## What the task requires:
For this exercise, reproduce each entry below exactly, excluding pictures.

[Dataset rows describing interfaces]
-*-

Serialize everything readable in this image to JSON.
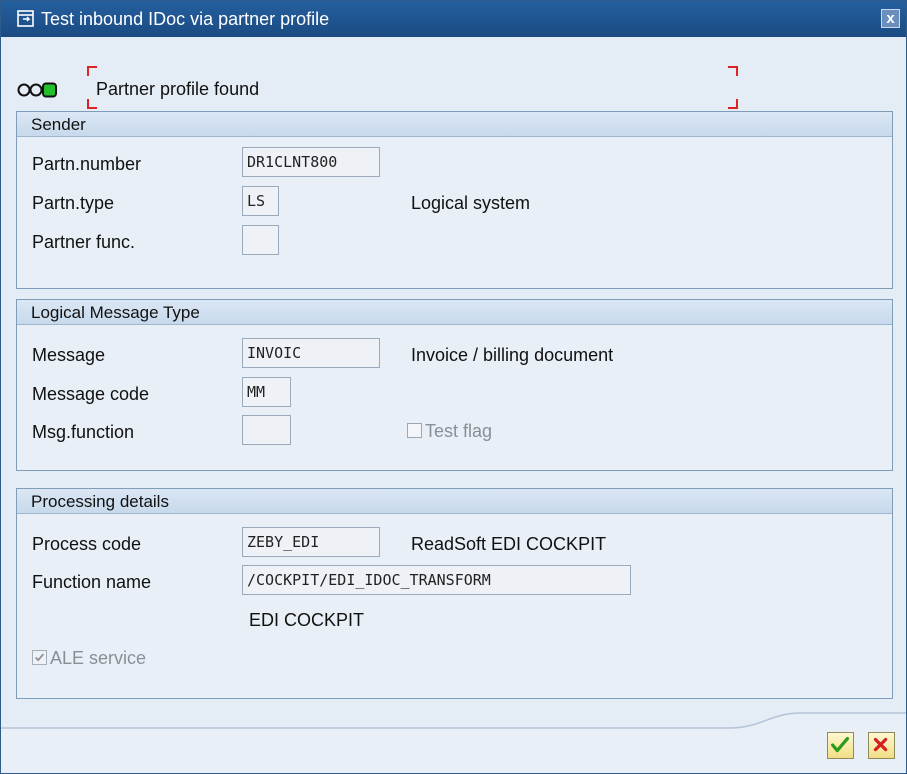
{
  "window": {
    "title": "Test inbound IDoc via partner profile",
    "close_label": "x"
  },
  "status": {
    "message": "Partner profile found"
  },
  "sender": {
    "header": "Sender",
    "partn_number_label": "Partn.number",
    "partn_number_value": "DR1CLNT800",
    "partn_type_label": "Partn.type",
    "partn_type_value": "LS",
    "partn_type_desc": "Logical system",
    "partner_func_label": "Partner func.",
    "partner_func_value": ""
  },
  "message_type": {
    "header": "Logical Message Type",
    "message_label": "Message",
    "message_value": "INVOIC",
    "message_desc": "Invoice / billing document",
    "message_code_label": "Message code",
    "message_code_value": "MM",
    "msg_function_label": "Msg.function",
    "msg_function_value": "",
    "test_flag_label": "Test flag",
    "test_flag_checked": false
  },
  "processing": {
    "header": "Processing details",
    "process_code_label": "Process code",
    "process_code_value": "ZEBY_EDI",
    "process_code_desc": "ReadSoft EDI COCKPIT",
    "function_name_label": "Function name",
    "function_name_value": "/COCKPIT/EDI_IDOC_TRANSFORM",
    "function_desc": "EDI COCKPIT",
    "ale_service_label": "ALE service",
    "ale_service_checked": true
  },
  "colors": {
    "titlebar": "#1f5592",
    "panel_bg": "#e8eff7",
    "status_green": "#22c02a",
    "bracket_red": "#e02222",
    "ok_check": "#2c9a1a",
    "cancel_x": "#d42020"
  },
  "icons": {
    "title": "dialog-window-icon",
    "status": "traffic-light-green-icon",
    "ok": "checkmark-icon",
    "cancel": "cross-icon"
  }
}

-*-

## Written answer:
Serialize everything readable in this image to JSON.
{
  "window": {
    "title": "Test inbound IDoc via partner profile",
    "close_label": "x"
  },
  "status": {
    "message": "Partner profile found"
  },
  "sender": {
    "header": "Sender",
    "partn_number_label": "Partn.number",
    "partn_number_value": "DR1CLNT800",
    "partn_type_label": "Partn.type",
    "partn_type_value": "LS",
    "partn_type_desc": "Logical system",
    "partner_func_label": "Partner func.",
    "partner_func_value": ""
  },
  "message_type": {
    "header": "Logical Message Type",
    "message_label": "Message",
    "message_value": "INVOIC",
    "message_desc": "Invoice / billing document",
    "message_code_label": "Message code",
    "message_code_value": "MM",
    "msg_function_label": "Msg.function",
    "msg_function_value": "",
    "test_flag_label": "Test flag",
    "test_flag_checked": false
  },
  "processing": {
    "header": "Processing details",
    "process_code_label": "Process code",
    "process_code_value": "ZEBY_EDI",
    "process_code_desc": "ReadSoft EDI COCKPIT",
    "function_name_label": "Function name",
    "function_name_value": "/COCKPIT/EDI_IDOC_TRANSFORM",
    "function_desc": "EDI COCKPIT",
    "ale_service_label": "ALE service",
    "ale_service_checked": true
  },
  "colors": {
    "titlebar": "#1f5592",
    "panel_bg": "#e8eff7",
    "status_green": "#22c02a",
    "bracket_red": "#e02222",
    "ok_check": "#2c9a1a",
    "cancel_x": "#d42020"
  },
  "icons": {
    "title": "dialog-window-icon",
    "status": "traffic-light-green-icon",
    "ok": "checkmark-icon",
    "cancel": "cross-icon"
  }
}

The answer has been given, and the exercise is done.